P is not monotonic in the x direction.

2. Form the upper chain U = <(p1.x,p1.y + t/2),...,(pn.x,pn.y + t/2)> and
the lower chain L = <(p1.x,p1.y + t/2),...,(pn.x,pn.y + t/2)>.

3. STACK Q <-- empty;
POINT T, V, Last;

T <-- l1;
PUSH(Q,l1);
WhichChain <-- L;
Last.x <-- ln.x;
Last.y <-- l1.y;
T_changes <-- FALSE;
For> i := 2 to n-1 Do
BEGIN (* for *)

3.1         If li.y = T.y
{
PUSH(Q,li);
WhichChain <-- L;
T_changes <-- TRUE;
}
3.2         If ui.y = T.y
{
PUSH(Q,ui);
WhichChain <-- U;
T_changes <-- TRUE;
}
3.3         If li.y > T.y
If l(i-1).y < T.y (* there is proper intersection *)
{
V <-- Intersection point of SEG(l(i-1), li) and y=T.y;
PUSH(Q,V);
PUSH(Q,li);
WhichChain <-- L;
T_changes <-- TRUE;
}
Else
{
PUSH(Q,li);
WhichChain <-- L;
T_changes <-- TRUE;
}
3.4         If ui.y < T.y
If u(i-1).y > T.y (* there is proper intersection *)
{
V <-- Intersection point of SEG(u(i-1), ui) and y=T.y;
PUSH(Q,V);
PUSH(Q,ui);
WhichChain <-- U;
T_changes <-- TRUE;
}
Else
{
PUSH(Q,ui);
WhichChain <-- U;
T_changes <-- TRUE;
}
3.5         If (WhichChain = L) AND T_changes
{
T <-- li;
Last.y <-- li.y;
}
Else If T_changes
{
T <-- ui;
Last.y <-- ui.y;
}
T_changes <-- FALSE;
END (* for *)
PUSH(Q,Last);
S = Q;
End (* algorithm *)

# 3. Complexity and Correctness

Complexity

The test for monotonicity (step 1) can easily be done in O(n) time by a while loop.
Step 3 is a simple for loop, and all the statements in the body, including computing the intersection point can be done in constant time. Note also that only the push operation is performed on the stack. Thus the total time complexity of the algorithm is O(n).

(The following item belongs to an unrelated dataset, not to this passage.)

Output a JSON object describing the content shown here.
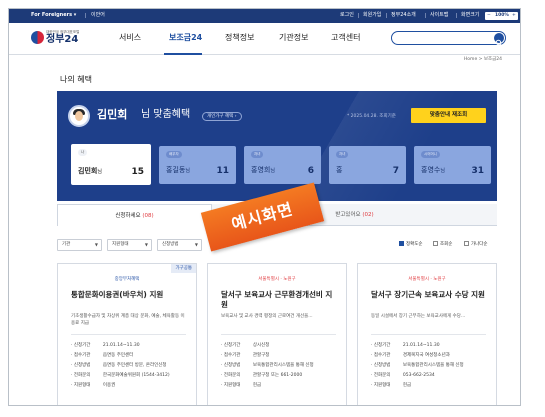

Correctness
In step 1, if pi.xp(i+2) then P is not monotonic in the x direction. Note that the vertices of P are labeled from left to right. Figure 4 shows what happens. In step 3, the algorithm checks all of the following cases (figure 5): A moment's thought reveals that this are the only possible cases worth checking. Thus, when the algorithm terminates, the stack Q contains all the points of the smoothed chain, S, with the first point pushed being s1 and the last pushed being sk (2 <= k <= 2n -1). The last two points may be identical, but this does not pose any problems. Note that S may contain more points than the original chain P, see figure 6. Clearly, this algorithm does not perform data reduction as its primary goal and may not be useful in applications which data reduction is critical. Also, extending this algorithm to non-monotonic polygonal chains is not trivial. # 4. Using the Applet

Inputting Polygonal Chains and The Threshold
Points are input by clicking the left mouse button in the applet's area. They are joined automatically by line segments in the order they were input. Clicking the middle or right mouse button signals the end of input. The threshold value t is entered by using the scroll bar at the top of the applet's area. The default value for t is 25 units.

Running The Algorithm
Press the Compute button to run the algorithm on the input chain. The RED chain is the resulting hysteresis-smoothed chain.

To test different values of the threshold t on the same polygonal chain, press the Clear New Chains button to delete all the new chains displayed except the input chain. Then change the threshold by using the scroll bar and running the algorithm again. Home Page